Say how many lines below contain the word "nighttime". The number is the entire reply.

[Extracted records]

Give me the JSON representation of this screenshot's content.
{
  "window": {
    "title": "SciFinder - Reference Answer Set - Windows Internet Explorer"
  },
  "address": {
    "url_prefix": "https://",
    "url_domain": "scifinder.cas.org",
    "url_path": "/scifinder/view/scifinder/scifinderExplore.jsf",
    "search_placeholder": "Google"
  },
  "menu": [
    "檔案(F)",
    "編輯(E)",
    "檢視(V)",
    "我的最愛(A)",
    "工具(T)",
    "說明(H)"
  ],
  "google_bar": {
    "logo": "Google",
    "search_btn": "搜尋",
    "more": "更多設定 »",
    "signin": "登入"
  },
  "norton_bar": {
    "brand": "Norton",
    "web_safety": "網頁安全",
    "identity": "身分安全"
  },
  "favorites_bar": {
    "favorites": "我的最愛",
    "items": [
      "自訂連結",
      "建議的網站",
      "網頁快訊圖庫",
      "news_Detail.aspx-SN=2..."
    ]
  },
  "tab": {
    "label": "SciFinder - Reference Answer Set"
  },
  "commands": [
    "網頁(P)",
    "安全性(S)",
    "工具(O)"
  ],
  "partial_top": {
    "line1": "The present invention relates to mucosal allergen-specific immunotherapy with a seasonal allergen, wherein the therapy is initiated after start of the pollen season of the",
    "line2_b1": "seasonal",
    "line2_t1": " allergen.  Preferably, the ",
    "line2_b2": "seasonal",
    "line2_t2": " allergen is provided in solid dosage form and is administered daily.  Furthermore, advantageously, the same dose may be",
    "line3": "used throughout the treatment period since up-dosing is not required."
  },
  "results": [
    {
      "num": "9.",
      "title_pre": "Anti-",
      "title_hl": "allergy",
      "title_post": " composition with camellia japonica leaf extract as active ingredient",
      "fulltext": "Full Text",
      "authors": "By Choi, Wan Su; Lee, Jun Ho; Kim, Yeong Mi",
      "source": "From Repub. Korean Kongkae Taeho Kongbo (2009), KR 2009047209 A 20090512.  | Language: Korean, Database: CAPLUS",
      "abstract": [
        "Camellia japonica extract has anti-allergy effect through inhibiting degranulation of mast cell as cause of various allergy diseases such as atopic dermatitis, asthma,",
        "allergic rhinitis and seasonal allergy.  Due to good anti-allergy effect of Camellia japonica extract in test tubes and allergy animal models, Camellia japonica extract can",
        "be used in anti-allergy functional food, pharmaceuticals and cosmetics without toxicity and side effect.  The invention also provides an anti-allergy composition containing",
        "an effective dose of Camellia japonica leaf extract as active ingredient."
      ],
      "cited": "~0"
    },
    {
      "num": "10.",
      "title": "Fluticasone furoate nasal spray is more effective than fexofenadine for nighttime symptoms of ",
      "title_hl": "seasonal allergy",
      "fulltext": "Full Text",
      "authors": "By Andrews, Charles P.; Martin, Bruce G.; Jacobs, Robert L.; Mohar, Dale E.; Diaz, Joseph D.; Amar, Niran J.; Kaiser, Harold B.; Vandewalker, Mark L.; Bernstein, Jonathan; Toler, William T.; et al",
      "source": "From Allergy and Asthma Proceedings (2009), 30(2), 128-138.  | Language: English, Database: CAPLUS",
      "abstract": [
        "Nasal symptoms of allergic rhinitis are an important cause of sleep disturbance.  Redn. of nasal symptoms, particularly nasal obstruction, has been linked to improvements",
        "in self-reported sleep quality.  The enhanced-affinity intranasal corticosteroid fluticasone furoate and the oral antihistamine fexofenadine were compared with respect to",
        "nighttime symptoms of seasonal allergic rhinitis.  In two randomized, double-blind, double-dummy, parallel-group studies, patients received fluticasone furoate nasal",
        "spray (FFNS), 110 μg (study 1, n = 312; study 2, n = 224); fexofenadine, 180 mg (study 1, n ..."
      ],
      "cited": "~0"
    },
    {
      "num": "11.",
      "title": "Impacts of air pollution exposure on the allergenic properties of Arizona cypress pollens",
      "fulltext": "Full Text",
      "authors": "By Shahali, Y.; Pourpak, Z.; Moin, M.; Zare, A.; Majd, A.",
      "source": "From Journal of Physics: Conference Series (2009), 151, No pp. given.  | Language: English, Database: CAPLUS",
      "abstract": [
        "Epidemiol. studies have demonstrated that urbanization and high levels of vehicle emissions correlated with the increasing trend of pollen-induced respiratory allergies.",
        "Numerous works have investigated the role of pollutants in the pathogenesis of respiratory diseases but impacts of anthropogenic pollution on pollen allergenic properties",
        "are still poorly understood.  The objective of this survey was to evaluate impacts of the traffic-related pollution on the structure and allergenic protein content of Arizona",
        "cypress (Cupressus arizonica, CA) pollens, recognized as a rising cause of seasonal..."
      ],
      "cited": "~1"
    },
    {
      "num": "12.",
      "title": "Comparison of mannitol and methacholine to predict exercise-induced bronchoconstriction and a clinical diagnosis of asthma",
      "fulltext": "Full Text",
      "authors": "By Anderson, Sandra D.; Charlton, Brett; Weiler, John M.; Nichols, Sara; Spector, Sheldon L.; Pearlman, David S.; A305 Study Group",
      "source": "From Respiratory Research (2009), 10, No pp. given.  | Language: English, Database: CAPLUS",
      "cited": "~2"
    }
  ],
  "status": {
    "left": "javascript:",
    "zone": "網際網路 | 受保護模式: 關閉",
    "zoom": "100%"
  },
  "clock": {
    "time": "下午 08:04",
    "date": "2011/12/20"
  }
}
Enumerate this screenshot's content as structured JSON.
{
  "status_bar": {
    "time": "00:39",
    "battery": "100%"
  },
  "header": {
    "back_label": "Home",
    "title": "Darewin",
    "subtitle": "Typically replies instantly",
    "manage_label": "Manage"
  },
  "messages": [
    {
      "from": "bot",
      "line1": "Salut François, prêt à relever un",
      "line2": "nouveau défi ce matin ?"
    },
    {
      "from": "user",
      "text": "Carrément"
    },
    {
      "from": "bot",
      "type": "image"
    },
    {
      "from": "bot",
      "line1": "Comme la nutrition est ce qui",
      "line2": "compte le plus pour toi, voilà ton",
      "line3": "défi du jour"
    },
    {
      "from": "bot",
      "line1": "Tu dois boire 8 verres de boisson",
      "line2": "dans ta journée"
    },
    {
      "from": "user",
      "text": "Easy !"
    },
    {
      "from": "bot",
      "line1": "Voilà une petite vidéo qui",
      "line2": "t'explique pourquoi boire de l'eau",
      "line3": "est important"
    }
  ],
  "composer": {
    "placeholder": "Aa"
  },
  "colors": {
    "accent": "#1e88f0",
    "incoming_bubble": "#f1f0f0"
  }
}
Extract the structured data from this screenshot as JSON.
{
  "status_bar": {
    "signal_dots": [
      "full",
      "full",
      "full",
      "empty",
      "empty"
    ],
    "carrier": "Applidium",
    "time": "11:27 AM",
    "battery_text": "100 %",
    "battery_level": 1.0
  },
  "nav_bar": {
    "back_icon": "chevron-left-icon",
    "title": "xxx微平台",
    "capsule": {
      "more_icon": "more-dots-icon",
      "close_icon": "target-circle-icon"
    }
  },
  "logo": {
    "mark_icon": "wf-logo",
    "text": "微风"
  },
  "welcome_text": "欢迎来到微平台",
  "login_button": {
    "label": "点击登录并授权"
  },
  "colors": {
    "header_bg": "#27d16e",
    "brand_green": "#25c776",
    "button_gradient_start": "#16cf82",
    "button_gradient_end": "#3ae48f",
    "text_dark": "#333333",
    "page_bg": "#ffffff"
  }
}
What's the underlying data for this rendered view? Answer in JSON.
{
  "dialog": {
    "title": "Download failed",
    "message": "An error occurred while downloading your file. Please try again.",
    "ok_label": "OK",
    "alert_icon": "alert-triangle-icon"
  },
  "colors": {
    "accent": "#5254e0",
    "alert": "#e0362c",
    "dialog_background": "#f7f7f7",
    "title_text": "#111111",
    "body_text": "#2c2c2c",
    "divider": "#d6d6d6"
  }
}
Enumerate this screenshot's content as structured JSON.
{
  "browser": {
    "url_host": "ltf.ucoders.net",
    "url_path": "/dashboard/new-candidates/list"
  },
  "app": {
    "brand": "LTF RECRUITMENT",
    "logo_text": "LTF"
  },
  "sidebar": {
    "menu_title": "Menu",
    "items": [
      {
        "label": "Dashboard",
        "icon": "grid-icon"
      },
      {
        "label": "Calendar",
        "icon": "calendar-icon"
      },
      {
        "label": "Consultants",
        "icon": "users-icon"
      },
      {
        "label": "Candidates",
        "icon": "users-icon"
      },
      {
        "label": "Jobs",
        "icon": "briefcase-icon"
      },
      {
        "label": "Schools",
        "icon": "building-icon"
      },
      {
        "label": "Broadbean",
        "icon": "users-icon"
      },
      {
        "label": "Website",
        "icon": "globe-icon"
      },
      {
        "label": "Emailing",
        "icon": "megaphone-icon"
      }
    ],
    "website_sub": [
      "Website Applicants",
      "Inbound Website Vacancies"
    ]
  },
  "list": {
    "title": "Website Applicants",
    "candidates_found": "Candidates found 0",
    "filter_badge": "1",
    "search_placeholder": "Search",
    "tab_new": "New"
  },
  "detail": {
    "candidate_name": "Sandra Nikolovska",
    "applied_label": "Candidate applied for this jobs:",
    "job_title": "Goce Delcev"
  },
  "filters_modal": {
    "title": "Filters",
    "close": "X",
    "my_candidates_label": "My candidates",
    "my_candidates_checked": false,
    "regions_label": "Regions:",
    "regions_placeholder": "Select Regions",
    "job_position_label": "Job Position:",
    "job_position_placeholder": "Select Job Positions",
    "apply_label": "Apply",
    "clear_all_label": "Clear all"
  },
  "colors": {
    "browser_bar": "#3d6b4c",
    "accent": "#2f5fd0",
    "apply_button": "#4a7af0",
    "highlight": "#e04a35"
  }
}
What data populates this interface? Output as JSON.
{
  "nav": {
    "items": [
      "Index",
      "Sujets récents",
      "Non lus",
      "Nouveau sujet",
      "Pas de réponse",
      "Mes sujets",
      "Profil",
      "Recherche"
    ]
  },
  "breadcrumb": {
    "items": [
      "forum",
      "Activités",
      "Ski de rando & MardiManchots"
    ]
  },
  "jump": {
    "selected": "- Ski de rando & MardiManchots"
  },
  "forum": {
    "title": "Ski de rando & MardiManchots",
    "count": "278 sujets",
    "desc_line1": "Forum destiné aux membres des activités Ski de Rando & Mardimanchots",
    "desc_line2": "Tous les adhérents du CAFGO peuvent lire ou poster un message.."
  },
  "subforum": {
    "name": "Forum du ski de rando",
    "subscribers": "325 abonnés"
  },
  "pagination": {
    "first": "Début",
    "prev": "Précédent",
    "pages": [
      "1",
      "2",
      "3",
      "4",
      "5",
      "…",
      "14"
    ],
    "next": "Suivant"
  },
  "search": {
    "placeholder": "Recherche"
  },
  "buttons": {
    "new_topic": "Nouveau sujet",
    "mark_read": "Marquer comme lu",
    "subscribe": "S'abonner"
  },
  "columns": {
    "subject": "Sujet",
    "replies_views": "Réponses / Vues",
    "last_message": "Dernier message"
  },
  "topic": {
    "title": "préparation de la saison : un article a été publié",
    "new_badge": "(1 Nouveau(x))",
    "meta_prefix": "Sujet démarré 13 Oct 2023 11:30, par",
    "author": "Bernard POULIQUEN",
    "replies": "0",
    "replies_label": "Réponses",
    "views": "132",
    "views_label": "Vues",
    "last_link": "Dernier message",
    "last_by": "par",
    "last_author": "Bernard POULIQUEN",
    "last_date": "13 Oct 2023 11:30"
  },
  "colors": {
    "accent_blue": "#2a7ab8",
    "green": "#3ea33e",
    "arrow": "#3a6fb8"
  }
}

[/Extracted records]

» **Result of the task**:
2